Without wanting to deter anyone thinking of visiting Koyasan this might be a suitable point to include a bit of advice on weather and what to wear.
Like most travellers, though certainly not all, when I go on a day trip other than by car I try to carry the absolute minimum of gear necessary. Of course, if I am heading off the beaten track into the bush or the mountains different rules apply.
While Koyasan is in the mountains most visitors, and in particular those like myself on a day trip from Osaka, do not venture more than a few hundred metres away from urban shelter. That said, although Koyasan is at only around 850 metres altitude, the weather is prone to sudden change. If things turn foul and you are not suitably equipped in terms of clothing you will not die of hypothermia, nor will your fingers and toes fall off from frost-bite but you may have a dismal time and likely be forced to limit what you see or prematurely abandon your visit, sad as that would be.
I visited Koyasan in early April and the night before I had checked the weather forecast which indicated likely rain showers. Accordingly, I brought an extra layer of clothing and a raincoat and while this let me see most of what I could reasonably expect to see in the short time I had, I would have valued one more layer and a pair of gloves to have been entirely snug in the unseasonable blizzard like conditions and sub zero temperature we encountered on the day.
My advice would be to add about two layers of clothing and a raincoat to whatever you would wear in Osaka at the time of your visit.
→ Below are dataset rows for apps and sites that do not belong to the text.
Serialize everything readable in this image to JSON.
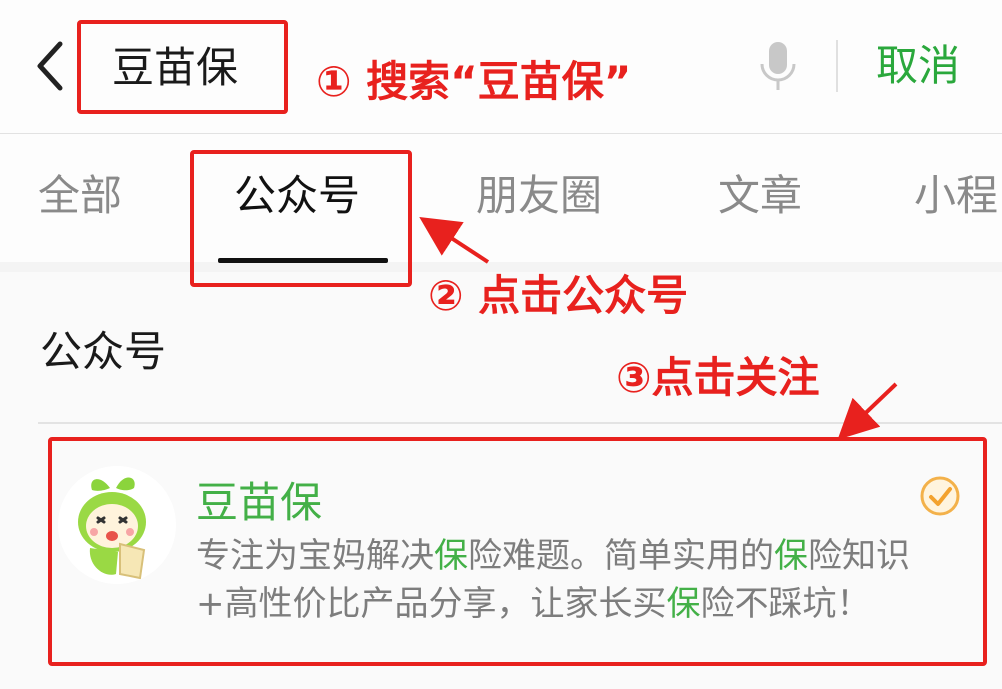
{
  "search": {
    "query": "豆苗保",
    "cancel_label": "取消"
  },
  "tabs": [
    {
      "label": "全部"
    },
    {
      "label": "公众号",
      "active": true
    },
    {
      "label": "朋友圈"
    },
    {
      "label": "文章"
    },
    {
      "label": "小程"
    }
  ],
  "results": {
    "section_title": "公众号",
    "account": {
      "name": "豆苗保",
      "desc_segments": [
        "专注为宝妈解决",
        "保",
        "险难题。简单实用的",
        "保",
        "险知识",
        "+高性价比产品分享，让家长买",
        "保",
        "险不踩坑！"
      ]
    }
  },
  "annotations": {
    "step1": "① 搜索“豆苗保”",
    "step2": "② 点击公众号",
    "step3": "③点击关注"
  },
  "colors": {
    "accent_green": "#43b047",
    "cancel_green": "#2aa83c",
    "annotation_red": "#e8211e"
  }
}
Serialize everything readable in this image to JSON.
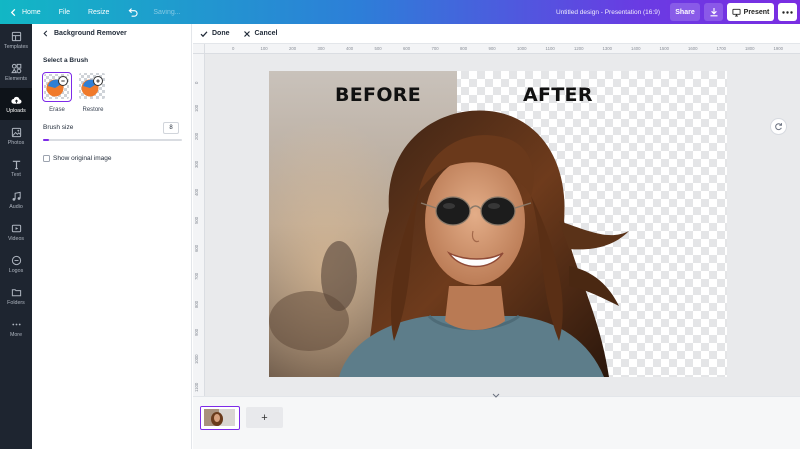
{
  "topbar": {
    "home": "Home",
    "file": "File",
    "resize": "Resize",
    "save_status": "Saving...",
    "doc_title": "Untitled design - Presentation (16:9)",
    "share": "Share",
    "present": "Present"
  },
  "rail": {
    "items": [
      {
        "label": "Templates",
        "icon": "templates-icon"
      },
      {
        "label": "Elements",
        "icon": "elements-icon"
      },
      {
        "label": "Uploads",
        "icon": "uploads-icon"
      },
      {
        "label": "Photos",
        "icon": "photos-icon"
      },
      {
        "label": "Text",
        "icon": "text-icon"
      },
      {
        "label": "Audio",
        "icon": "audio-icon"
      },
      {
        "label": "Videos",
        "icon": "videos-icon"
      },
      {
        "label": "Logos",
        "icon": "logos-icon"
      },
      {
        "label": "Folders",
        "icon": "folders-icon"
      },
      {
        "label": "More",
        "icon": "more-icon"
      }
    ],
    "active": "Uploads"
  },
  "panel": {
    "title": "Background Remover",
    "subtitle": "Select a Brush",
    "brushes": [
      {
        "label": "Erase",
        "selected": true
      },
      {
        "label": "Restore",
        "selected": false
      }
    ],
    "size_label": "Brush size",
    "size_value": "8",
    "size_fraction": 0.04,
    "show_original": "Show original image"
  },
  "toolbar": {
    "done": "Done",
    "cancel": "Cancel"
  },
  "ruler": {
    "top": [
      "0",
      "100",
      "200",
      "300",
      "400",
      "500",
      "600",
      "700",
      "800",
      "900",
      "1000",
      "1100",
      "1200",
      "1300",
      "1400",
      "1500",
      "1600",
      "1700",
      "1800",
      "1900"
    ],
    "left": [
      "0",
      "100",
      "200",
      "300",
      "400",
      "500",
      "600",
      "700",
      "800",
      "900",
      "1000",
      "1100"
    ]
  },
  "canvas": {
    "before_label": "BEFORE",
    "after_label": "AFTER"
  },
  "colors": {
    "accent": "#7d2ae8"
  }
}
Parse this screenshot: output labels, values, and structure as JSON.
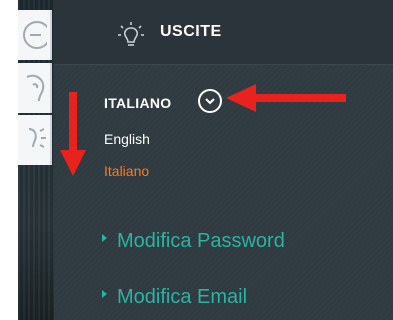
{
  "header": {
    "title": "USCITE",
    "icon": "lightbulb-icon"
  },
  "language": {
    "current_label": "ITALIANO",
    "toggle_icon": "chevron-down-icon",
    "options": [
      "English",
      "Italiano"
    ],
    "selected": "Italiano"
  },
  "menu": {
    "items": [
      {
        "label": "Modifica Password"
      },
      {
        "label": "Modifica Email"
      }
    ]
  },
  "sidebar": {
    "icons": [
      "circle-arrow-icon",
      "user-head-icon",
      "lightbulb-icon"
    ]
  },
  "colors": {
    "panel_bg": "#2f3a41",
    "accent_teal": "#2bb3a3",
    "selected_orange": "#ff7a1a",
    "annotation_red": "#e8231d"
  }
}
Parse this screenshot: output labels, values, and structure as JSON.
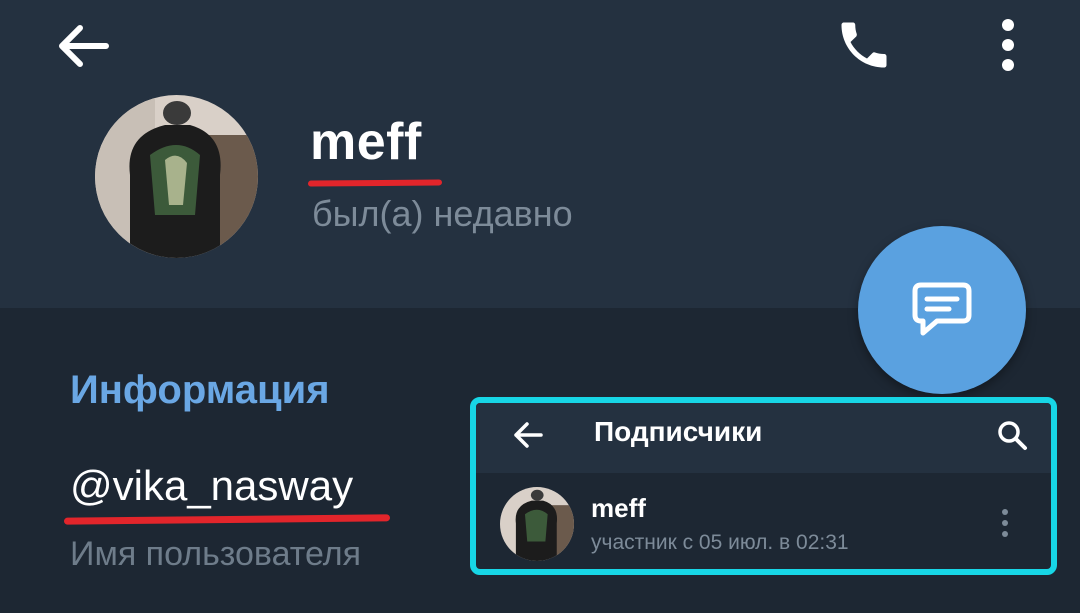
{
  "header": {
    "back_icon": "arrow-left-icon",
    "call_icon": "phone-icon",
    "more_icon": "more-vertical-icon",
    "name": "meff",
    "status": "был(а) недавно",
    "background": "#243140"
  },
  "fab": {
    "icon": "message-icon",
    "color": "#5aa1e0"
  },
  "info": {
    "section_title": "Информация",
    "username": "@vika_nasway",
    "username_label": "Имя пользователя"
  },
  "annotations": {
    "underline_color": "#e2252b",
    "box_color": "#17d6e6"
  },
  "subscribers_panel": {
    "title": "Подписчики",
    "back_icon": "arrow-left-icon",
    "search_icon": "search-icon",
    "member": {
      "name": "meff",
      "subtitle": "участник с 05 июл. в 02:31",
      "more_icon": "more-vertical-icon"
    }
  }
}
Though a pain to carry it and you might not need any of this, you will be thankful you brought it should the weather misbehave.
That out of the way, do join me now as I take you through, via a series of entries, a short reflection on my time in Koyasan, starting with the all important topic of getting there.
This is the first in a series of reviews on Koyasan. For my next review click HERE.